[Element data from apps and pages]
-.-.-

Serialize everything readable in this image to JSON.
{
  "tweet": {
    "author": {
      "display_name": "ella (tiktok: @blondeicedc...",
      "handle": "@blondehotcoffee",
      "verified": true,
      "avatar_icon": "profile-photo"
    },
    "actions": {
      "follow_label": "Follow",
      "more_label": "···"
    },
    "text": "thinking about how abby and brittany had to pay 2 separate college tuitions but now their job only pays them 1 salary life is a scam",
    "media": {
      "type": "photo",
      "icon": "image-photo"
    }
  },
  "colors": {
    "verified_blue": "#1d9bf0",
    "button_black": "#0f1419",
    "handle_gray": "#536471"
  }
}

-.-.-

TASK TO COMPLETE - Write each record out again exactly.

ANSWER TO THIS EXERCISE -
Serialize everything readable in this image to JSON.
{
  "tweet": {
    "author": {
      "display_name": "ella (tiktok: @blondeicedc...",
      "handle": "@blondehotcoffee",
      "verified": true,
      "avatar_icon": "profile-photo"
    },
    "actions": {
      "follow_label": "Follow",
      "more_label": "···"
    },
    "text": "thinking about how abby and brittany had to pay 2 separate college tuitions but now their job only pays them 1 salary life is a scam",
    "media": {
      "type": "photo",
      "icon": "image-photo"
    }
  },
  "colors": {
    "verified_blue": "#1d9bf0",
    "button_black": "#0f1419",
    "handle_gray": "#536471"
  }
}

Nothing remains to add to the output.